Exercise objective | When the string "mountain" is part of a line below, that line should be copied.

Top of Information supplied

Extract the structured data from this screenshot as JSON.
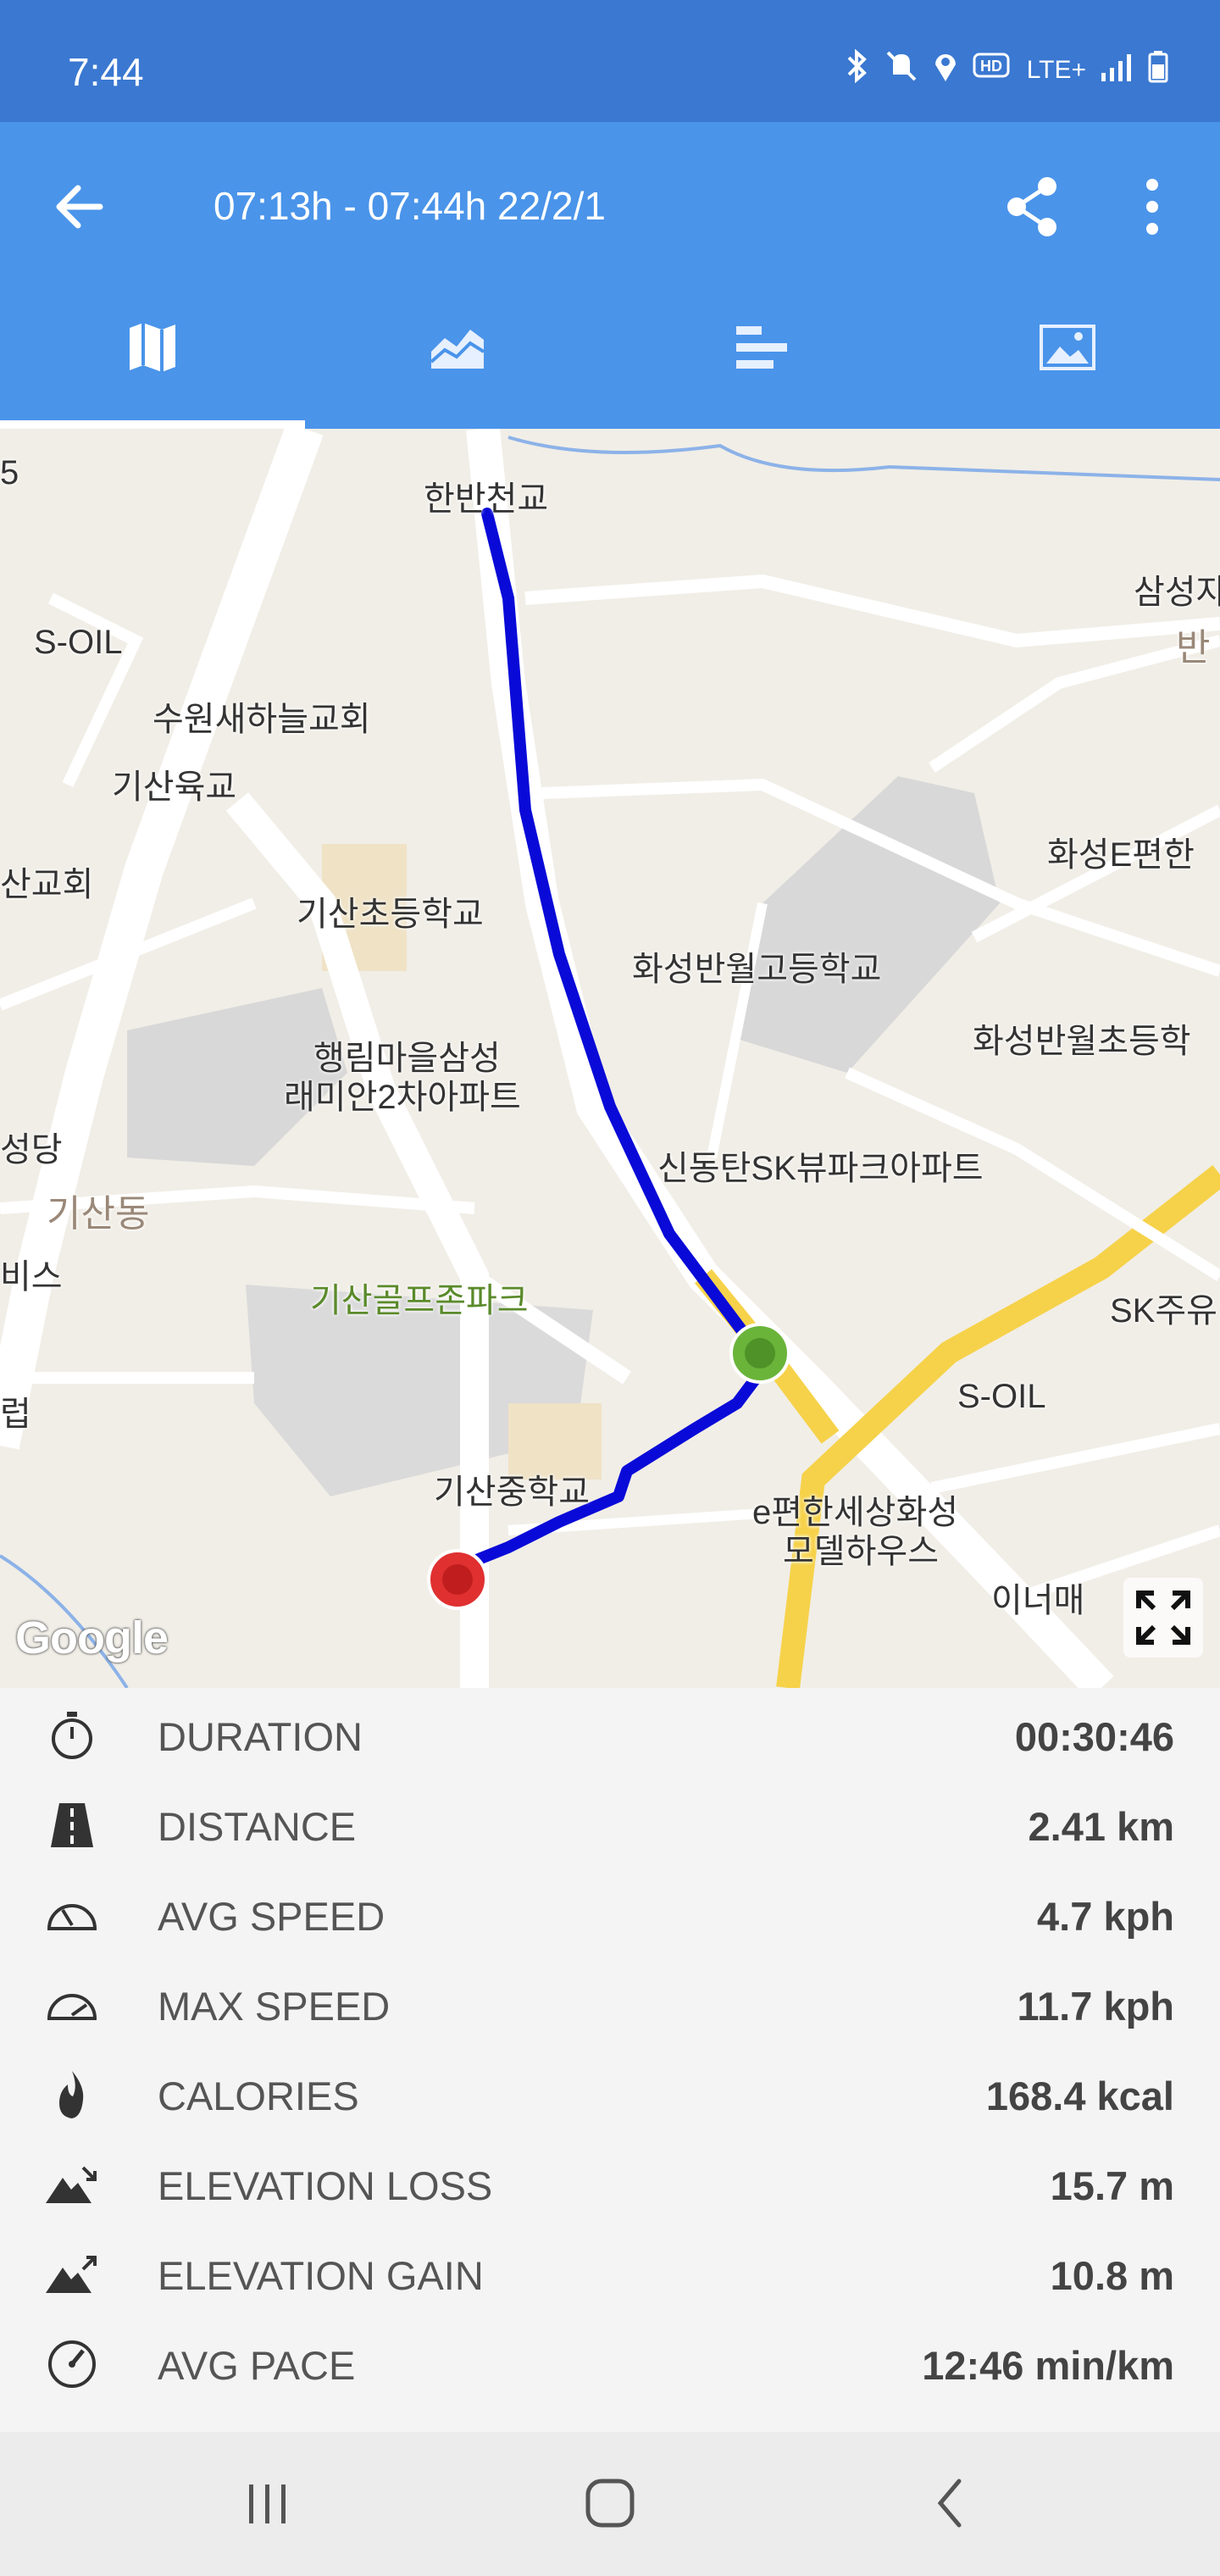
{
  "status_bar": {
    "time": "7:44",
    "network": "LTE+",
    "hd": "HD",
    "icons": [
      "bluetooth-icon",
      "mute-icon",
      "location-icon",
      "hd-voice-icon",
      "lte-icon",
      "signal-icon",
      "battery-icon"
    ]
  },
  "app_bar": {
    "title": "07:13h - 07:44h   22/2/1",
    "back_icon": "arrow-left-icon",
    "share_icon": "share-icon",
    "more_icon": "more-vert-icon",
    "color": "#4a94ea",
    "status_color": "#3a78d1"
  },
  "tabs": [
    {
      "icon": "map-icon",
      "active": true
    },
    {
      "icon": "chart-icon",
      "active": false
    },
    {
      "icon": "bars-icon",
      "active": false
    },
    {
      "icon": "image-icon",
      "active": false
    }
  ],
  "map": {
    "labels": {
      "hanban_bridge": "한반천교",
      "soil1": "S-OIL",
      "suwon_church": "수원새하늘교회",
      "gisan_bridge": "기산육교",
      "san_church": "산교회",
      "gisan_elem": "기산초등학교",
      "haengrim_apt1": "행림마을삼성",
      "haengrim_apt2": "래미안2차아파트",
      "seongdang": "성당",
      "gisan_dong": "기산동",
      "bis": "비스",
      "reop": "럽",
      "golf_park": "기산골프존파크",
      "gisan_middle": "기산중학교",
      "hwaseong_high": "화성반월고등학교",
      "sindongtan_apt": "신동탄SK뷰파크아파트",
      "samsung_right": "삼성자",
      "ban_right": "반",
      "hwaseong_e": "화성E편한",
      "hwaseong_elem_right": "화성반월초등학",
      "sk_right": "SK주유",
      "soil2": "S-OIL",
      "epyeonhan1": "e편한세상화성",
      "epyeonhan2": "모델하우스",
      "inne": "이너매",
      "corner_5": "5"
    },
    "google_logo": "Google",
    "route_color": "#0a0ad8",
    "start_color": "#6ab43a",
    "end_color": "#e03030",
    "fullscreen_icon": "fullscreen-icon"
  },
  "stats": [
    {
      "icon": "stopwatch-icon",
      "label": "DURATION",
      "value": "00:30:46"
    },
    {
      "icon": "road-icon",
      "label": "DISTANCE",
      "value": "2.41 km"
    },
    {
      "icon": "speedometer-icon",
      "label": "AVG SPEED",
      "value": "4.7 kph"
    },
    {
      "icon": "speedometer-max-icon",
      "label": "MAX SPEED",
      "value": "11.7 kph"
    },
    {
      "icon": "fire-icon",
      "label": "CALORIES",
      "value": "168.4 kcal"
    },
    {
      "icon": "mountain-down-icon",
      "label": "ELEVATION LOSS",
      "value": "15.7 m"
    },
    {
      "icon": "mountain-up-icon",
      "label": "ELEVATION GAIN",
      "value": "10.8 m"
    },
    {
      "icon": "gauge-icon",
      "label": "AVG PACE",
      "value": "12:46 min/km"
    }
  ],
  "nav_bar": {
    "recents_icon": "recents-icon",
    "home_icon": "home-icon",
    "back_icon": "nav-back-icon"
  }
}
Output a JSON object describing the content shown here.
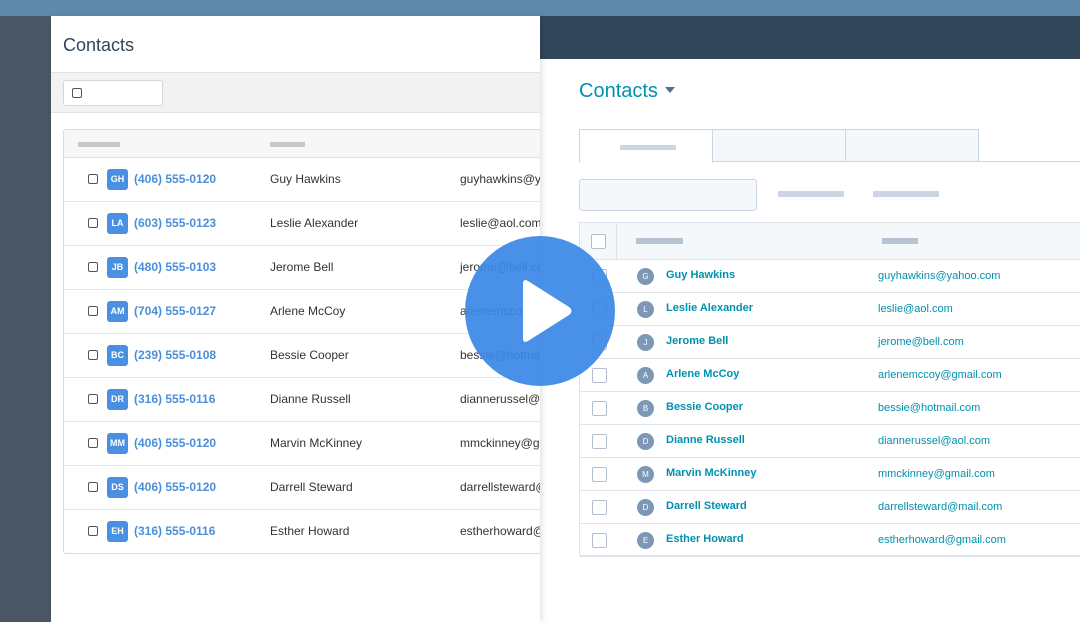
{
  "panel": {
    "title": "Contacts",
    "rows": [
      {
        "initials": "GH",
        "phone": "(406) 555-0120",
        "name": "Guy Hawkins",
        "email": "guyhawkins@y"
      },
      {
        "initials": "LA",
        "phone": "(603) 555-0123",
        "name": "Leslie Alexander",
        "email": "leslie@aol.com"
      },
      {
        "initials": "JB",
        "phone": "(480) 555-0103",
        "name": "Jerome Bell",
        "email": "jerome@bell.com"
      },
      {
        "initials": "AM",
        "phone": "(704) 555-0127",
        "name": "Arlene McCoy",
        "email": "arlenemccoy"
      },
      {
        "initials": "BC",
        "phone": "(239) 555-0108",
        "name": "Bessie Cooper",
        "email": "bessie@hotmail"
      },
      {
        "initials": "DR",
        "phone": "(316) 555-0116",
        "name": "Dianne Russell",
        "email": "diannerussel@a"
      },
      {
        "initials": "MM",
        "phone": "(406) 555-0120",
        "name": "Marvin McKinney",
        "email": "mmckinney@gm"
      },
      {
        "initials": "DS",
        "phone": "(406) 555-0120",
        "name": "Darrell Steward",
        "email": "darrellsteward@"
      },
      {
        "initials": "EH",
        "phone": "(316) 555-0116",
        "name": "Esther Howard",
        "email": "estherhoward@"
      }
    ]
  },
  "hubspot": {
    "title": "Contacts",
    "rows": [
      {
        "initial": "G",
        "name": "Guy Hawkins",
        "email": "guyhawkins@yahoo.com"
      },
      {
        "initial": "L",
        "name": "Leslie Alexander",
        "email": "leslie@aol.com"
      },
      {
        "initial": "J",
        "name": "Jerome Bell",
        "email": "jerome@bell.com"
      },
      {
        "initial": "A",
        "name": "Arlene McCoy",
        "email": "arlenemccoy@gmail.com"
      },
      {
        "initial": "B",
        "name": "Bessie Cooper",
        "email": "bessie@hotmail.com"
      },
      {
        "initial": "D",
        "name": "Dianne Russell",
        "email": "diannerussel@aol.com"
      },
      {
        "initial": "M",
        "name": "Marvin McKinney",
        "email": "mmckinney@gmail.com"
      },
      {
        "initial": "D",
        "name": "Darrell Steward",
        "email": "darrellsteward@mail.com"
      },
      {
        "initial": "E",
        "name": "Esther Howard",
        "email": "estherhoward@gmail.com"
      }
    ]
  },
  "colors": {
    "accent": "#0091ae",
    "badge": "#4a90e2",
    "nav": "#33475b",
    "play": "#3a88e6"
  },
  "icons": {
    "play": "play-icon",
    "caret": "caret-down-icon"
  }
}
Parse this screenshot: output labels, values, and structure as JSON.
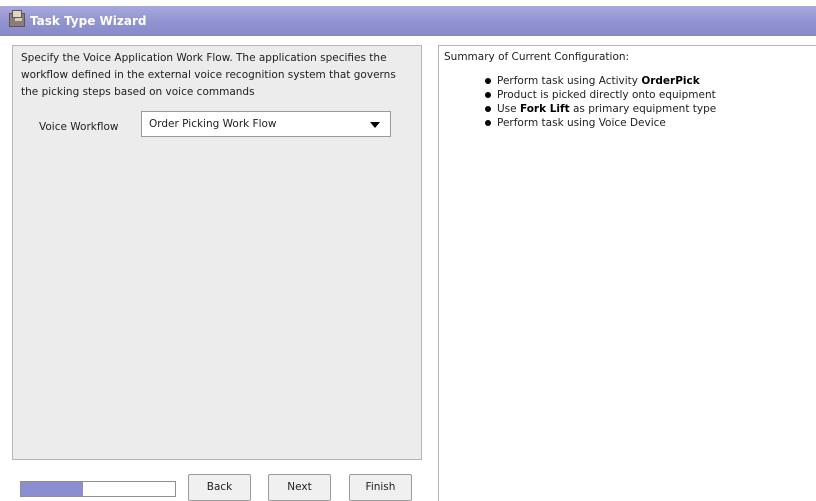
{
  "window": {
    "title": "Task Type Wizard",
    "icon": "wizard-icon"
  },
  "left_panel": {
    "instructions": "Specify the Voice Application Work Flow. The application specifies the workflow defined in the external voice recognition system that governs the picking steps based on voice commands",
    "voice_workflow": {
      "label": "Voice Workflow",
      "value": "Order Picking Work Flow"
    }
  },
  "summary": {
    "title": "Summary of Current Configuration:",
    "items": [
      {
        "prefix": "Perform task using Activity ",
        "bold": "OrderPick",
        "suffix": ""
      },
      {
        "prefix": "Product is picked directly onto equipment",
        "bold": "",
        "suffix": ""
      },
      {
        "prefix": "Use ",
        "bold": "Fork Lift",
        "suffix": " as primary equipment type"
      },
      {
        "prefix": "Perform task using Voice Device",
        "bold": "",
        "suffix": ""
      }
    ]
  },
  "footer": {
    "progress_fraction": 0.4,
    "back_label": "Back",
    "next_label": "Next",
    "finish_label": "Finish"
  },
  "colors": {
    "titlebar": "#9496d3",
    "progress": "#8b8fd2"
  }
}
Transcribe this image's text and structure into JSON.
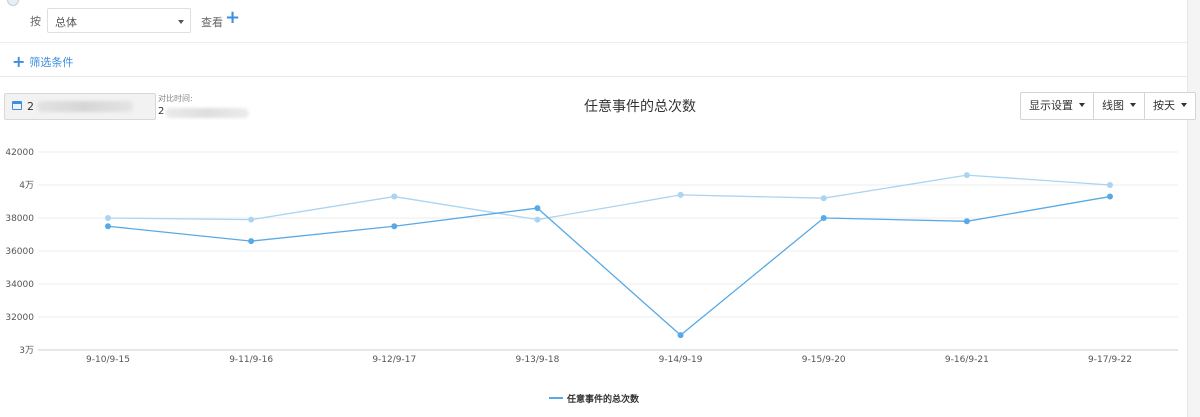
{
  "toolbar": {
    "by_label": "按",
    "group_select": "总体",
    "view_label": "查看",
    "add_symbol": "+"
  },
  "filter": {
    "add_label": "筛选条件"
  },
  "date": {
    "range_prefix": "2",
    "compare_label": "对比时间:",
    "compare_prefix": "2"
  },
  "title": "任意事件的总次数",
  "controls": {
    "display_settings": "显示设置",
    "chart_type": "线图",
    "granularity": "按天"
  },
  "legend": {
    "label": "任意事件的总次数"
  },
  "colors": {
    "primary": "#58a9e6",
    "compare": "#a9d4f2",
    "accent": "#3d8ee0"
  },
  "chart_data": {
    "type": "line",
    "categories": [
      "9-10/9-15",
      "9-11/9-16",
      "9-12/9-17",
      "9-13/9-18",
      "9-14/9-19",
      "9-15/9-20",
      "9-16/9-21",
      "9-17/9-22"
    ],
    "series": [
      {
        "name": "任意事件的总次数",
        "values": [
          37500,
          36600,
          37500,
          38600,
          30900,
          38000,
          37800,
          39300
        ]
      },
      {
        "values": [
          38000,
          37900,
          39300,
          37900,
          39400,
          39200,
          40600,
          40000
        ]
      }
    ],
    "ylim": [
      30000,
      42000
    ],
    "y_ticks": [
      {
        "value": 42000,
        "label": "42000"
      },
      {
        "value": 40000,
        "label": "4万"
      },
      {
        "value": 38000,
        "label": "38000"
      },
      {
        "value": 36000,
        "label": "36000"
      },
      {
        "value": 34000,
        "label": "34000"
      },
      {
        "value": 32000,
        "label": "32000"
      },
      {
        "value": 30000,
        "label": "3万"
      }
    ],
    "grid": true,
    "legend_position": "bottom-center"
  }
}
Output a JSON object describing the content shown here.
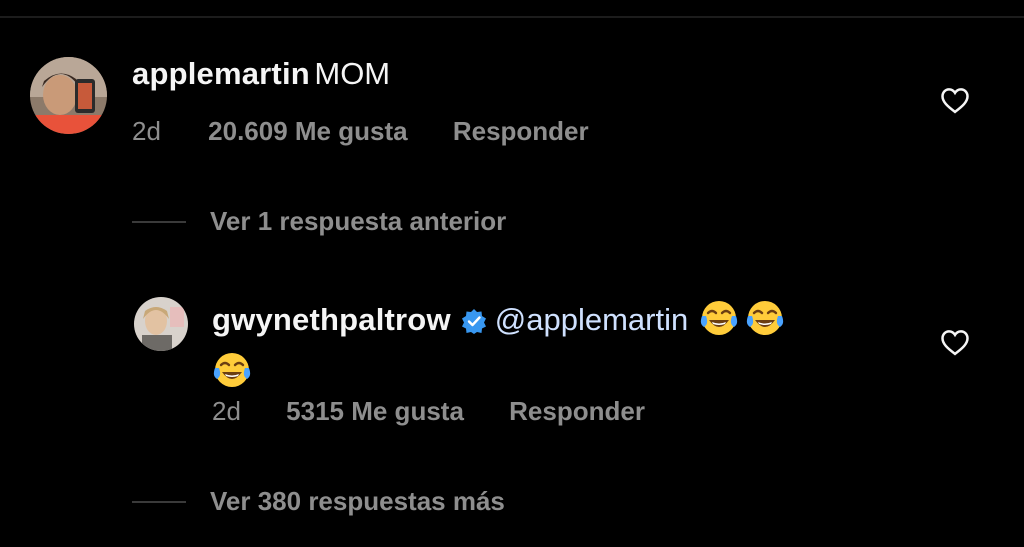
{
  "comment1": {
    "username": "applemartin",
    "text": "MOM",
    "time": "2d",
    "likes": "20.609 Me gusta",
    "reply": "Responder"
  },
  "view_previous": "Ver 1 respuesta anterior",
  "comment2": {
    "username": "gwynethpaltrow",
    "mention": "@applemartin",
    "emoji": [
      "face-with-tears-of-joy",
      "face-with-tears-of-joy",
      "face-with-tears-of-joy"
    ],
    "verified_icon": "verified-badge-icon",
    "time": "2d",
    "likes": "5315 Me gusta",
    "reply": "Responder"
  },
  "view_more": "Ver 380 respuestas más",
  "colors": {
    "background": "#000000",
    "text": "#f5f5f5",
    "muted": "#8e8e8e",
    "verified": "#3897f0",
    "mention": "#cfe1ff"
  }
}
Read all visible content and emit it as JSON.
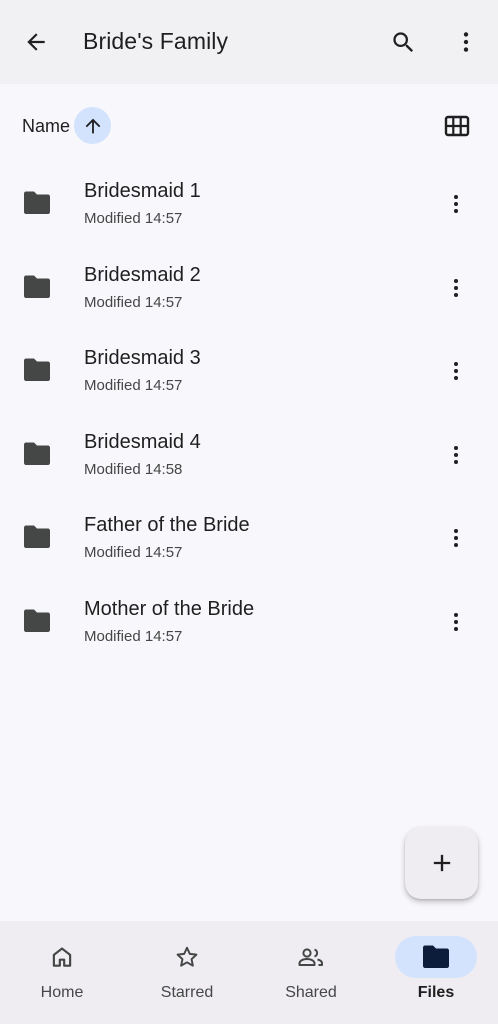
{
  "header": {
    "title": "Bride's Family",
    "back_icon": "arrow-back-icon",
    "search_icon": "search-icon",
    "more_icon": "more-vert-icon"
  },
  "sort": {
    "label": "Name",
    "direction_icon": "arrow-upward-icon",
    "view_icon": "grid-view-icon"
  },
  "files": [
    {
      "name": "Bridesmaid 1",
      "modified": "Modified 14:57"
    },
    {
      "name": "Bridesmaid 2",
      "modified": "Modified 14:57"
    },
    {
      "name": "Bridesmaid 3",
      "modified": "Modified 14:57"
    },
    {
      "name": "Bridesmaid 4",
      "modified": "Modified 14:58"
    },
    {
      "name": "Father of the Bride",
      "modified": "Modified 14:57"
    },
    {
      "name": "Mother of the Bride",
      "modified": "Modified 14:57"
    }
  ],
  "fab": {
    "icon": "add-icon"
  },
  "bottom_nav": [
    {
      "label": "Home",
      "icon": "home-icon",
      "active": false
    },
    {
      "label": "Starred",
      "icon": "star-icon",
      "active": false
    },
    {
      "label": "Shared",
      "icon": "people-icon",
      "active": false
    },
    {
      "label": "Files",
      "icon": "folder-icon",
      "active": true
    }
  ],
  "colors": {
    "accent": "#d3e3fd",
    "icon_dark": "#444746",
    "background": "#f8f7fb",
    "bar_background": "#efedf1"
  }
}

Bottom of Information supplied

Response below |
      "icon": "mountain-down-icon",
      "icon": "mountain-up-icon",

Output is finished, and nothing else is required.